There are three fine specimens currently on display but the crowning moment of my visit comes when we go on a behind-the-scenes tour of the museum’s stores and workrooms. Here I encounter artefacts of all descriptions, for while the Egyptology department has a collection of more than 6,000 objects it only has space to display half of them. But that doesn’t mean the half hidden from the public view serve no purpose. Academics like Price are working on them constantly, translating inscriptions and making biographical connections. He shows me one such item, a Canopic Jar, containing the ground-up insides of a long vanished mummy. Apparently King Charles II used to imbibe such matter as a tonic, but I decide not to follow his example and so we move on to the vault of the mummies.

Manchester MuseumIt isn’t really called that of course but believe me it should be, if only because of its extraordinary aroma. The climate control controlled room, which contains 11 very old, very valuable mummies, smells like nothing I’ve ever encountered. Don’t get me wrong, it’s not a noxious or unpleasant smell, but it is unique, other-worldly even, and certainly not to be forgotten. The various residents are laid out in a variety of ways: some are boxed in heavy wooden crates as though they’ve just been shipped by steamer from a far off dusty dig; others lie in their sarcophagi, patiently awaiting academic attention, or perhaps merely lulling us into a false sense of security before launching a silent attack.

Over the last few years the mummies have all been put through a CT scan over at the Manchester Royal Infirmary, allowing the museum to gain valuable insights into the life and death of each one. Take Asru the temple singer for example, whose name and profession are revealed to us by the biographical inscriptions on her coffin. Clearly she was a woman worthy of remembrance, either wealthy in her own right or intimately connected with those who possessed the wherewithal to give her a very expensive funeral. Yet the scans of Asru, who lived into her 50s, reveal that she suffered from crippling arthritis, which seems likely to have been caused by prolonged hard physical labour, probably carrying heavy weights on the head.

There are of course those who feel uncomfortable with the idea of displaying mummies in museums, and with the whole practice of excavating and studying these remains. From a purely practical perspective, if the mummies had been left in situ, or even reburied as a few have called for, they would clearly be robbed and destroyed in the process, as has happened on countless occasions throughout the ages. But even from a philosophical standpoint I feel that the careful, respectful stewardship of these most ancient of ancients, shown by academics like Price, is entirely in keeping with the spirit of their own strenuous attempts to achieve immortality. As Price himself puts it, in a quote from the Book of the Dead, “if you speak a man’s name out loud, he will live forever”.
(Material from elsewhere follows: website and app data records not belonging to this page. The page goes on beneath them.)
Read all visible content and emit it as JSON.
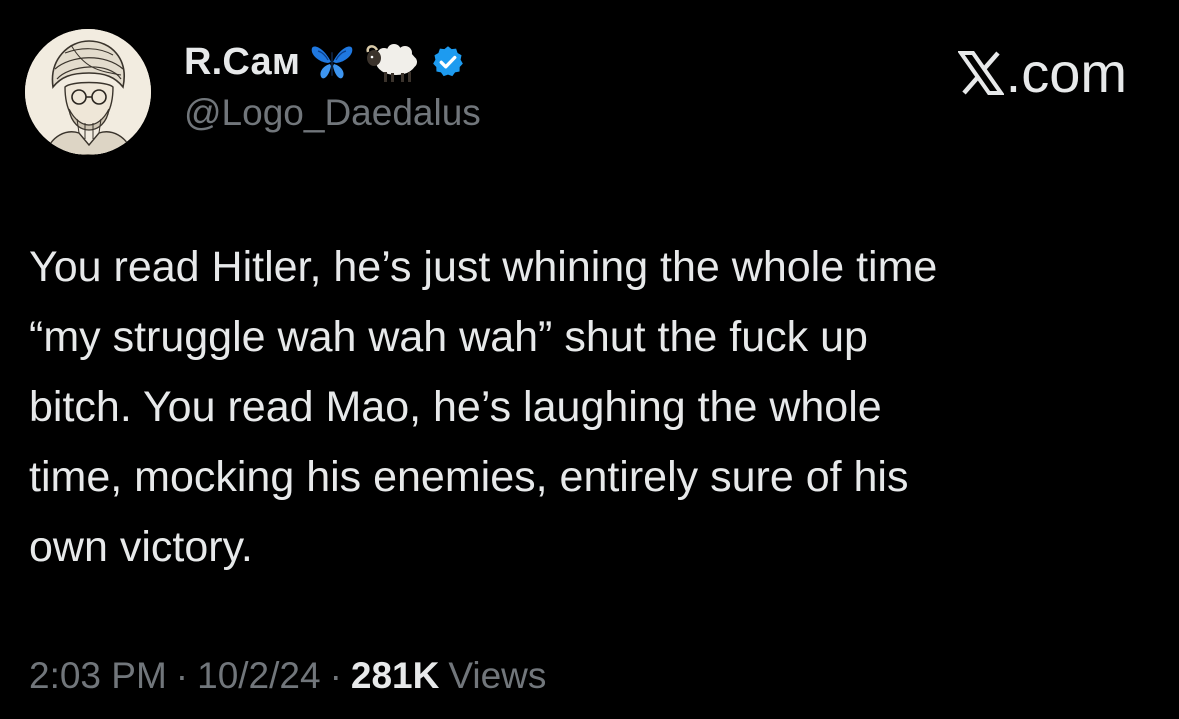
{
  "author": {
    "display_name": "R.Сам",
    "handle": "@Logo_Daedalus",
    "badges": [
      "butterfly-emoji",
      "sheep-emoji",
      "verified-badge-icon"
    ]
  },
  "brand": {
    "label": ".com",
    "icon": "x-logo-icon"
  },
  "tweet": {
    "lines": [
      "You read Hitler, he’s just whining the whole time",
      "“my struggle wah wah wah” shut the fuck up",
      "bitch. You read Mao, he’s laughing the whole",
      "time, mocking his enemies, entirely sure of his",
      "own victory."
    ]
  },
  "meta": {
    "time": "2:03 PM",
    "separator": "·",
    "date": "10/2/24",
    "views_count": "281K",
    "views_label": "Views"
  },
  "colors": {
    "background": "#000000",
    "primary_text": "#e7e9ea",
    "secondary_text": "#71767b",
    "verified_blue": "#1d9bf0"
  }
}
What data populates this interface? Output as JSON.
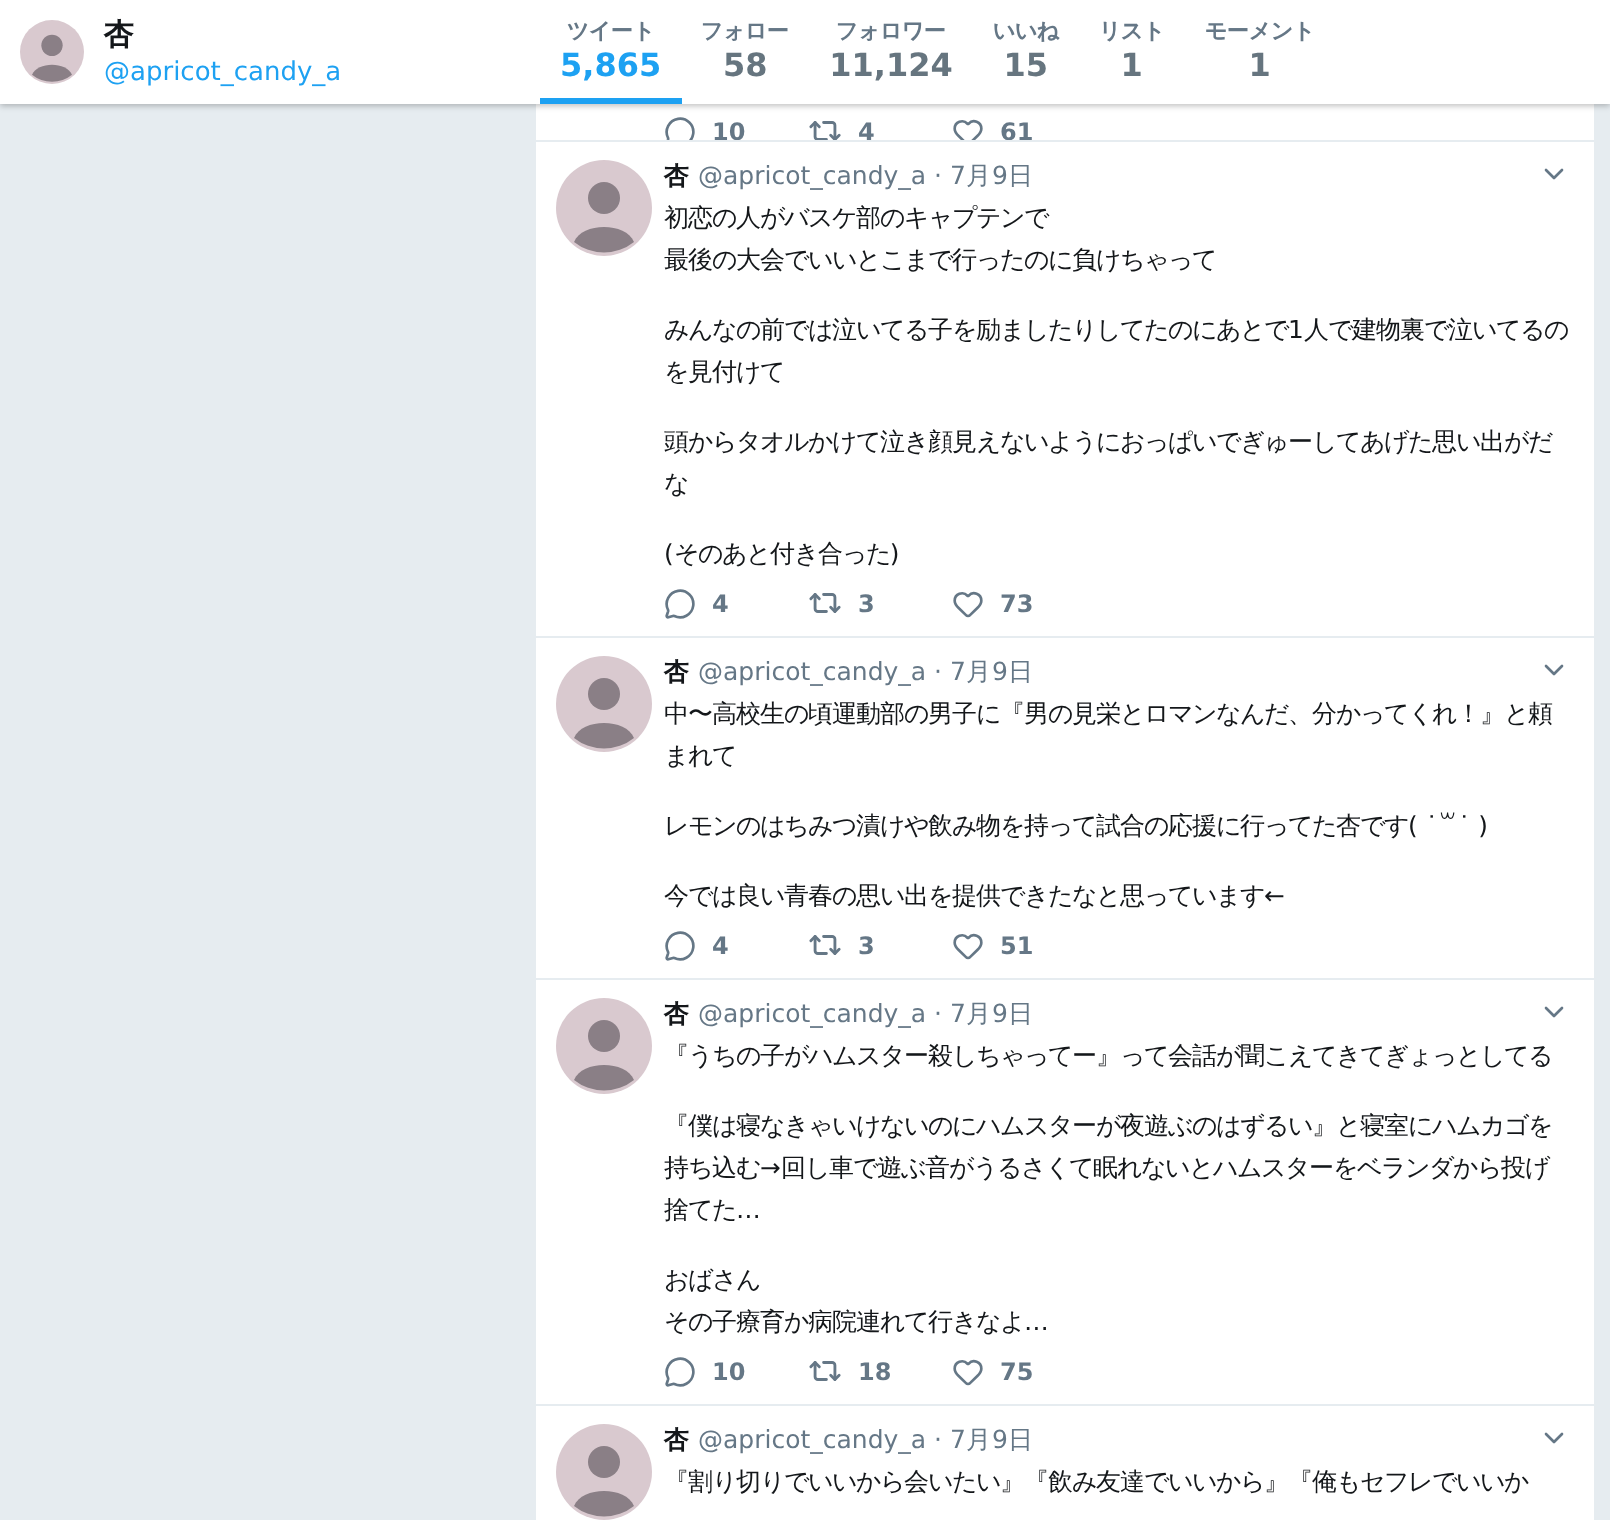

So, when you visit the museum – and visit you must – be sure to read aloud the names of the cards accompanying the mummies, and give them the immortality that in life they so desperately sought.

By Alfred Searls

Images by Victoria Haydn


What: The Manchester Museum – The Egyptology Collection

Where: Oxford Road, Manchester

When: open daily from 10am to 5pm, free admission



Dr Campbell Price’s blog is well worth a visit and can be found at: